In the short term, the dean is looking for savings by possibly merging small departments or programs. This possible action will be based on a number of considerations, including the number of FTEs, the number of Grad students, whether the department has a PhD program, etc.  However, the dean indicated that there are no plans at present to eliminate faculty or staff.  The question was raised that if there were no job losses, how will these mergers save money?  The answer was that money would be saved by not replacing faculty or staff who leave through attrition, retirement.

Note: Executive Committee is formulating a policy that would involve consultation with various levels of governance when the elimination or combination of programs or departments are contemplated.

School of Business
The inadequate number of full-time tenure/tenure-track faculty to justify accreditation remains a problem, but this may improve because the new Dean works well with other groups on campus and may be able to get other programs’ faculty on board.

Report of the Provost and the Director of Budget and Analysis:

Provost Kaler and Director of Budget and Analysis Mark Maciulaitis provided handouts of the data they would be discussing.  An electronic version of Kaler’s table and an updated version of Maciulaitis’s presentation are attached to the memo transmitting these minutes.

Since 2008, the budget has been reduced by $58, 897,600. To put this in perspective, this reduction amount is approximately the entire operating budget of SUNY Brockport. Or, another comparison, this reduction is the same as the entire operating budgets of Optometry, Maritime, and Canton combined.

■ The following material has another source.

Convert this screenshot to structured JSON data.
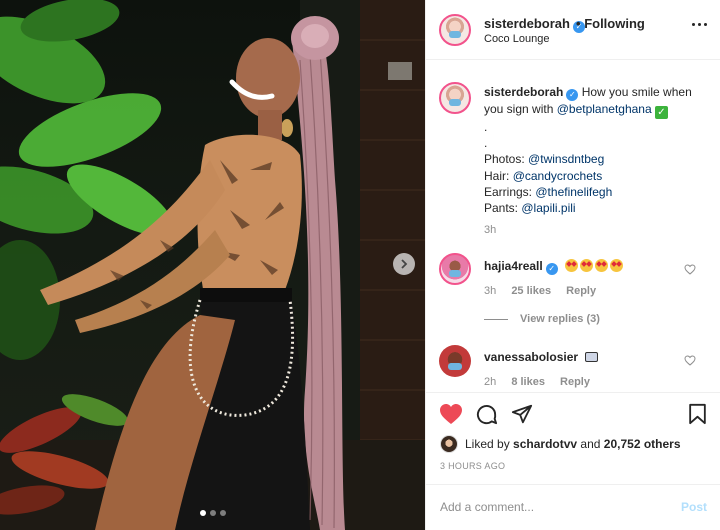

When the state negotiated salary increases are factored, the state support per student has been reduced by 55% over the last 6-7 years.

  1. Retirement program: Out of the 1700 eligible employees, 88 have opted to take it thus far. Very few faculty have taken retirement.
  1. Classroom issues

Provost Kaler indicated that since Stony Brook’s classes are longer than required by SUNY, consideration is being given to reducing the 55-minute classes on Monday, Wednesday and Friday to 50 minutes; this change would yield one more cycle per week.  In response to a question about the 80-minute classes on Tuesday and Thursday and on Monday and Friday, he said that that too should be considered.  In response to another question about the frequency of empty classrooms, Provost Kaler indicated that there are no real empty classroom times except for Friday afternoons.  Saturday/Sunday exams are a possibility though there are a number of questions about religious observance that would have to be considered.

  1. Fees

Questions were raised as to how the fees collected are actually used and whether they should be increased? Stony Brook fees are far less than other campuses within SUNY, especially Buffalo.  This is something the administration is looking into. However, it was pointed out that fees are not covered by TAP and therefore an increase would hurt our most economically vulnerable students.
There was a question about the elimination of transportation to and from airports for international students.  Provost Kaler indicated that such transportation was never included in the international student fees. The Provost had given the GSO a detailed  breakdown of those fees.

  1. Worse case scenario

Total NYS budget short-fall for next year is estimated to be between 9 billion and 18 billion dollars.  If this results in reduced state aid and no increased tuition, the administration would have to consider eliminating some departments/programs.
In such a case, even permanent position for faculty and staff would be at risk